Australian, Chinese and US researchers have joined forces to develop a new type of affordable solar-power technology.
Scientists from the Australian National University (ANU), a Silicon Valley company with strong Australian connections called Chromasun and Tianjin University in China are to join forces to create roof-mounted solar trough concentrator systems that are more cost-effective and efficient than previous models.
The Australian arm of the collaboration is being funded with $1.8m by the Australian government as part of the Asia Pacific Partnership (APP) on Clean Development and Climate.

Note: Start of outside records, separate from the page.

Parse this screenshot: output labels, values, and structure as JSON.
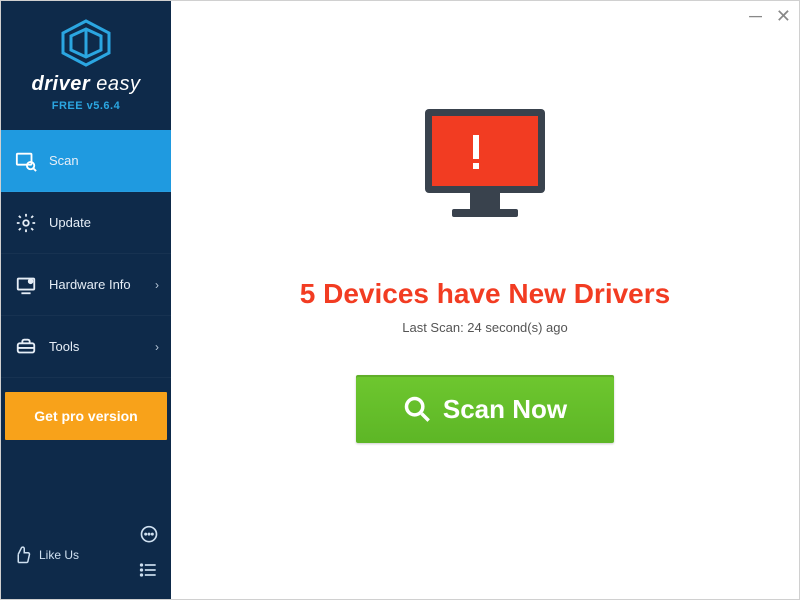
{
  "brand": {
    "line1_a": "driver",
    "line1_b": " easy",
    "version": "FREE v5.6.4"
  },
  "sidebar": {
    "items": [
      {
        "label": "Scan"
      },
      {
        "label": "Update"
      },
      {
        "label": "Hardware Info"
      },
      {
        "label": "Tools"
      }
    ],
    "getpro": "Get pro version",
    "likeus": "Like Us"
  },
  "main": {
    "headline": "5 Devices have New Drivers",
    "lastscan": "Last Scan: 24 second(s) ago",
    "scan_button": "Scan Now"
  },
  "colors": {
    "sidebar_bg": "#0e2a4a",
    "active": "#1f9ae0",
    "accent_orange": "#f8a21a",
    "alert_red": "#f23c22",
    "scan_green": "#5db626"
  }
}
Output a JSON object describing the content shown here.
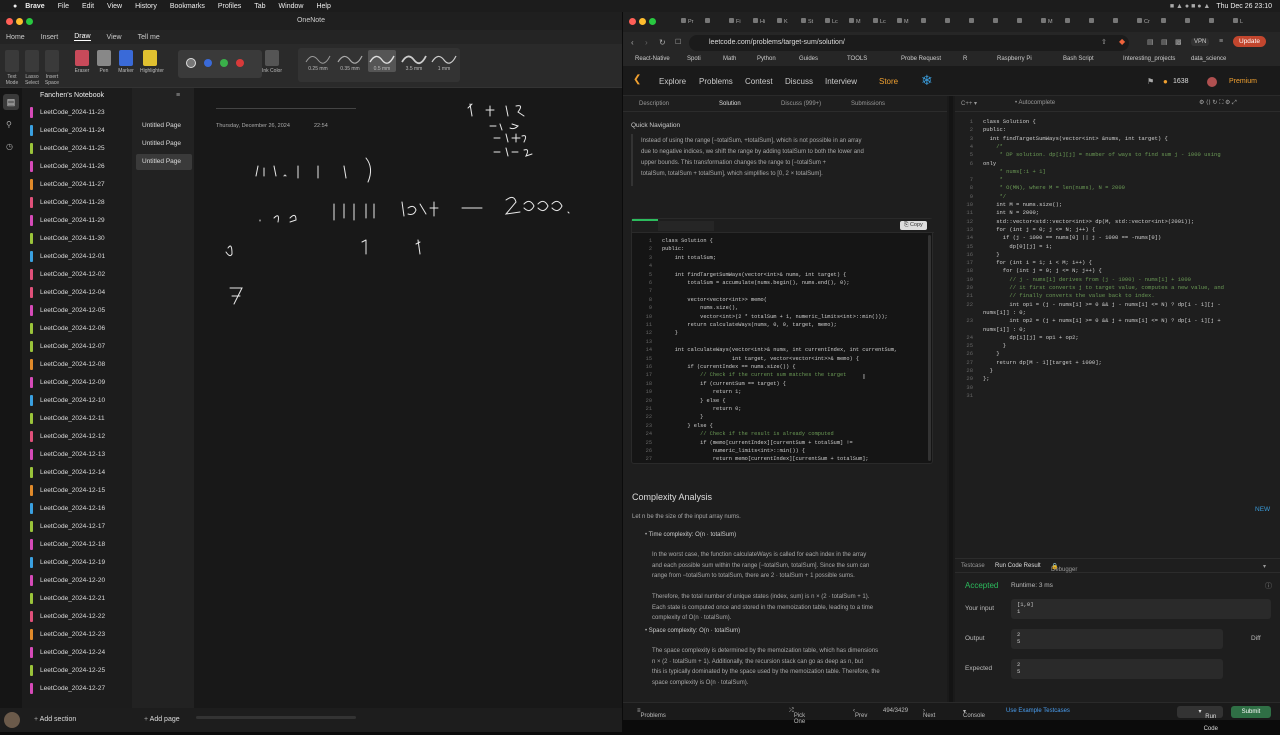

The Australian contribution will be led by Prof Andrew Blakers and Dr Vernie Everett from the Centre for Sustainable Energy Systems (CSES) at ANU.
‘Solar concentrator troughs are like long, curved mirrors that focus the sun’s rays onto photovoltaic cells, which then produce solar electricity and solar hot water,’ said Prof Blakers.
‘Traditionally, these kinds of systems have been built with expensive, specialist concentrator cells. We’ll be modifying and upgrading commercially available non-concentrator solar cells, which should result in major savings.’
The researchers will also be developing more efficient techniques to reduce the influence of moving shadows, which have the potential to eat into the amount of energy being generated.
The joint project will involve extended exchanges of staff and research students between Tianjin University, Chromasun and ANU.
The project will develop solar trough concentrator systems such as this one on the ANU campus